The result should be an exact copy of the lines from the one with "Decode this image" through the last line of the data below, both included.

═══ Information supplied

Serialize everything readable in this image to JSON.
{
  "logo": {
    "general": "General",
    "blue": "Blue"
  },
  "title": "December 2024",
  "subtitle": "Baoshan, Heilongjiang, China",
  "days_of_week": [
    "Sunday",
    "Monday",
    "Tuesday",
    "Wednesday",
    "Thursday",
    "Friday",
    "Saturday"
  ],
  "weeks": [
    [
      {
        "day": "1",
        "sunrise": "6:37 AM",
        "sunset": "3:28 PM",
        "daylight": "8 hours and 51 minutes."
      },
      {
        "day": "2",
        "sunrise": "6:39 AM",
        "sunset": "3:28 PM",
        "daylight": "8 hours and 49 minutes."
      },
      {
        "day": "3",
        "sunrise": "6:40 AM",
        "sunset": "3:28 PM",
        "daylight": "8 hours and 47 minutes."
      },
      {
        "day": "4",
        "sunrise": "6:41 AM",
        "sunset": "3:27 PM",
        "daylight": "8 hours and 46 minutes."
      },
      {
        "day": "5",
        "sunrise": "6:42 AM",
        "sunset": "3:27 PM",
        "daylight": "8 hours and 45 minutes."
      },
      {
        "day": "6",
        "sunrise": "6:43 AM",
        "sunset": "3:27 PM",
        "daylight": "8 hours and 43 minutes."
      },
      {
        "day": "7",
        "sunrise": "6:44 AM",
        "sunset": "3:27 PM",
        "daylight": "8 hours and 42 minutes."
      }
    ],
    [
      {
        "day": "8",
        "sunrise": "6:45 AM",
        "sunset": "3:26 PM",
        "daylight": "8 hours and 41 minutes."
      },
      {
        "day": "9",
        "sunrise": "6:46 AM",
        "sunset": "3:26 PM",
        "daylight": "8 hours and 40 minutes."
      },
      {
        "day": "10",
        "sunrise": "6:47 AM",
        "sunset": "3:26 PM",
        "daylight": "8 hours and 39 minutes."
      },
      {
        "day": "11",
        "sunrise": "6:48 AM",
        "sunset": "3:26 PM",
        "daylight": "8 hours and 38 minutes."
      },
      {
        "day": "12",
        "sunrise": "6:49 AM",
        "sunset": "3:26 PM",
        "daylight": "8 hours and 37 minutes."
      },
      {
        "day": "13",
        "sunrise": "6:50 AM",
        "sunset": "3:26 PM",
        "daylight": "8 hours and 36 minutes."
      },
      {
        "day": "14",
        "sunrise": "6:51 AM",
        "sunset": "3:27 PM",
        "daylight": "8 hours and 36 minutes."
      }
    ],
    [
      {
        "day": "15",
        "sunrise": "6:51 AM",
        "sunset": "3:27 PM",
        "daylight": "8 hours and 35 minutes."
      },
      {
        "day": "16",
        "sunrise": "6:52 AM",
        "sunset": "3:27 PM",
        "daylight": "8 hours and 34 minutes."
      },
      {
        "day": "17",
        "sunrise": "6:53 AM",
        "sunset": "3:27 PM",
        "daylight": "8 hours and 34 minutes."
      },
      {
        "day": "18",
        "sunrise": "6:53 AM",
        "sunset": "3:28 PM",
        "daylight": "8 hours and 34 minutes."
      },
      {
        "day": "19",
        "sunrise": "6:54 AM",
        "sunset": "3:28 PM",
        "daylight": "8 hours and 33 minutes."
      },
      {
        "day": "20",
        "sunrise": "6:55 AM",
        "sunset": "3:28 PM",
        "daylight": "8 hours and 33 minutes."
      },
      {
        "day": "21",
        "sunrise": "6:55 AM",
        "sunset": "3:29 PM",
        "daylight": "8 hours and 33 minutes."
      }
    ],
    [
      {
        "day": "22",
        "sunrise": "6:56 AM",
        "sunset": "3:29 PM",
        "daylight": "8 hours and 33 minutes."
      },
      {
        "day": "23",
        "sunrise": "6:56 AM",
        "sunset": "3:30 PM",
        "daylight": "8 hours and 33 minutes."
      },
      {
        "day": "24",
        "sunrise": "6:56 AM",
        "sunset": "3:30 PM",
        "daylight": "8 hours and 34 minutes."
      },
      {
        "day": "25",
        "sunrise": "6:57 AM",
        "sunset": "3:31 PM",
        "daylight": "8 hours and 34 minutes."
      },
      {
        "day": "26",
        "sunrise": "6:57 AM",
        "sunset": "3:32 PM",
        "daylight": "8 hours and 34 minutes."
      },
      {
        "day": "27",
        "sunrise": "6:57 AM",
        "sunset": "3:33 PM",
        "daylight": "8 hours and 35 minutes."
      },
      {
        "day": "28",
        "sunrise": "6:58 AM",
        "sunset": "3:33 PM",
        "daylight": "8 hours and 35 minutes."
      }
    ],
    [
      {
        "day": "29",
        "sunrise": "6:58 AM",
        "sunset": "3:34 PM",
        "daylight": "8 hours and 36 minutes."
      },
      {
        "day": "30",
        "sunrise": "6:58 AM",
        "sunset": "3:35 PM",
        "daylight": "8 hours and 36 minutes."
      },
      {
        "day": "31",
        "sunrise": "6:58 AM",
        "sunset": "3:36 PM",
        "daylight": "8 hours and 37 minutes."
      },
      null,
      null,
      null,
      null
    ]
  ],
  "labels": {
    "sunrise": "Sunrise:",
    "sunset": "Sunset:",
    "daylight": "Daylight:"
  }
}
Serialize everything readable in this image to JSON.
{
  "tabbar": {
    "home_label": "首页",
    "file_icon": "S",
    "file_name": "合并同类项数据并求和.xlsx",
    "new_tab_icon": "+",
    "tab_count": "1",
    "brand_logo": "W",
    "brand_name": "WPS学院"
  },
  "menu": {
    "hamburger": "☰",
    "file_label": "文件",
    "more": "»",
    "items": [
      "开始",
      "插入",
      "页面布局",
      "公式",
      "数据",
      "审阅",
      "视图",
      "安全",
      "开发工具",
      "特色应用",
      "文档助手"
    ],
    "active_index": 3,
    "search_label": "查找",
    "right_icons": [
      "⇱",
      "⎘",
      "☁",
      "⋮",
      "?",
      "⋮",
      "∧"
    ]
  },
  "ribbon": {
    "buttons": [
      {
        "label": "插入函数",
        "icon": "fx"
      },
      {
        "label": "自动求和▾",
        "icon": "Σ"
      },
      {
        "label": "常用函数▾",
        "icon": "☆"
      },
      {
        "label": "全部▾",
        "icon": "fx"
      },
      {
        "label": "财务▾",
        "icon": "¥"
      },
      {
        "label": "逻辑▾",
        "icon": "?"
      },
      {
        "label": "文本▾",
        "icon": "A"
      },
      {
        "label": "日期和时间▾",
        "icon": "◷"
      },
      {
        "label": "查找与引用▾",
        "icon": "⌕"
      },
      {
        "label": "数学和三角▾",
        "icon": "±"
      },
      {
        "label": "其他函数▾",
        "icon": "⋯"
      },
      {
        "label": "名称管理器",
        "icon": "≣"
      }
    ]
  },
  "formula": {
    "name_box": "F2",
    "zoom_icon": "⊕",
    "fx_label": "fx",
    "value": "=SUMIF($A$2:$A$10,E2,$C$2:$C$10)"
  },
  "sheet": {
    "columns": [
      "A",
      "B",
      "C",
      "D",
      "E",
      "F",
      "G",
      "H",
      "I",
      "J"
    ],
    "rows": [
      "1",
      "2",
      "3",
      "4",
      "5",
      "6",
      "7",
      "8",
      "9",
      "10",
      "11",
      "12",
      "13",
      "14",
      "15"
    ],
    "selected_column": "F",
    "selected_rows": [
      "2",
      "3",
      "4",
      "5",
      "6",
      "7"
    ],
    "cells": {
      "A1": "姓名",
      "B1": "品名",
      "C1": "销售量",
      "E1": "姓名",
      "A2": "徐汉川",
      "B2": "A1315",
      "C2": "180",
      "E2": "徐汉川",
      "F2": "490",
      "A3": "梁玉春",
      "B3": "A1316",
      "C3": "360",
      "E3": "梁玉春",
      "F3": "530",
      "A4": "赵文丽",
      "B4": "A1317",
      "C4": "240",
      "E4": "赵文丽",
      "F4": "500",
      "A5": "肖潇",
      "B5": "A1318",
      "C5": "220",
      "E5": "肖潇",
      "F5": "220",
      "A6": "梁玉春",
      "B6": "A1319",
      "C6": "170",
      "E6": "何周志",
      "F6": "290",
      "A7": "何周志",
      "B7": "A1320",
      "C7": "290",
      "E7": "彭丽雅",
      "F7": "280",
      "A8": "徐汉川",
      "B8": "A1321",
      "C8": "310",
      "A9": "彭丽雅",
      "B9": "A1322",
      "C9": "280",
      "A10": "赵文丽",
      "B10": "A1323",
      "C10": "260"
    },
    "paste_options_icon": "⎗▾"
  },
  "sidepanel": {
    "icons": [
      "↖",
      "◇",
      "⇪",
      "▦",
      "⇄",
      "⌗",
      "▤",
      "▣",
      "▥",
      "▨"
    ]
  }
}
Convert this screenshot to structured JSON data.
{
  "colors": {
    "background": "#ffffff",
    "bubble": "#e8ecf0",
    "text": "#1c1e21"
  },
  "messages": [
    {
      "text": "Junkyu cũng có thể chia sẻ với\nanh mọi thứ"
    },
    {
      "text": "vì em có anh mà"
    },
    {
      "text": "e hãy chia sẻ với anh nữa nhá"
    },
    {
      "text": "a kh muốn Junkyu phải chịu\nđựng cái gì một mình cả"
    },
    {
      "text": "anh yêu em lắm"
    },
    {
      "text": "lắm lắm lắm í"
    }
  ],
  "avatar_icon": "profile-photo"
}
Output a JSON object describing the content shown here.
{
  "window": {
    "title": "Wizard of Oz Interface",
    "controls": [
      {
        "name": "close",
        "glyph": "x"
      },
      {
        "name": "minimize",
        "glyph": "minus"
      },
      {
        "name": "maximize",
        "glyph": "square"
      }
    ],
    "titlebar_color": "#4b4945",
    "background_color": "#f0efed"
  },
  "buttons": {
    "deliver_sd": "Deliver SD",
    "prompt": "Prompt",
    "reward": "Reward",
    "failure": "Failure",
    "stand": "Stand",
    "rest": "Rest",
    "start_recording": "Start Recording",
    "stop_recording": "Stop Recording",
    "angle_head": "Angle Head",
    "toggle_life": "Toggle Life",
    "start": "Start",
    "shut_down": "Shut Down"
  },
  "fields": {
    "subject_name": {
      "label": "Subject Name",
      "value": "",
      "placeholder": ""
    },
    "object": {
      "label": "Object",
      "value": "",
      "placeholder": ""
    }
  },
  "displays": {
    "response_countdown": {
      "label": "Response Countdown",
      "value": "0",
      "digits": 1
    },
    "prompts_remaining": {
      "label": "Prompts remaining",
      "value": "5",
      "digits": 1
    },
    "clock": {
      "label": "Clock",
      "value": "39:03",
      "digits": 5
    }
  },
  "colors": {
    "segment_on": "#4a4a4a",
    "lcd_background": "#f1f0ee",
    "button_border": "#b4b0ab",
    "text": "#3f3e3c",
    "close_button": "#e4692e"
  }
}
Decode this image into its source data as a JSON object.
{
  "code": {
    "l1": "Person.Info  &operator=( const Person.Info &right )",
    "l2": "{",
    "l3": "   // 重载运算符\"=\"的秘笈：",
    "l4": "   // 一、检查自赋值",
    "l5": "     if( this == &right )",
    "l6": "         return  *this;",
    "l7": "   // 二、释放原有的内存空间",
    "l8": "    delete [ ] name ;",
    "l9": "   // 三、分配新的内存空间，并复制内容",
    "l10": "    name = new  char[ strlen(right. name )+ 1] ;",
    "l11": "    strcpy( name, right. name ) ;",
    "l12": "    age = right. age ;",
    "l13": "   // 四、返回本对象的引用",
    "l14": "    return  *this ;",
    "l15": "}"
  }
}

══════

Completed exercise:
Decode this image into its source data as a JSON object.
{
  "code": {
    "l1": "Person.Info  &operator=( const Person.Info &right )",
    "l2": "{",
    "l3": "   // 重载运算符\"=\"的秘笈：",
    "l4": "   // 一、检查自赋值",
    "l5": "     if( this == &right )",
    "l6": "         return  *this;",
    "l7": "   // 二、释放原有的内存空间",
    "l8": "    delete [ ] name ;",
    "l9": "   // 三、分配新的内存空间，并复制内容",
    "l10": "    name = new  char[ strlen(right. name )+ 1] ;",
    "l11": "    strcpy( name, right. name ) ;",
    "l12": "    age = right. age ;",
    "l13": "   // 四、返回本对象的引用",
    "l14": "    return  *this ;",
    "l15": "}"
  }
}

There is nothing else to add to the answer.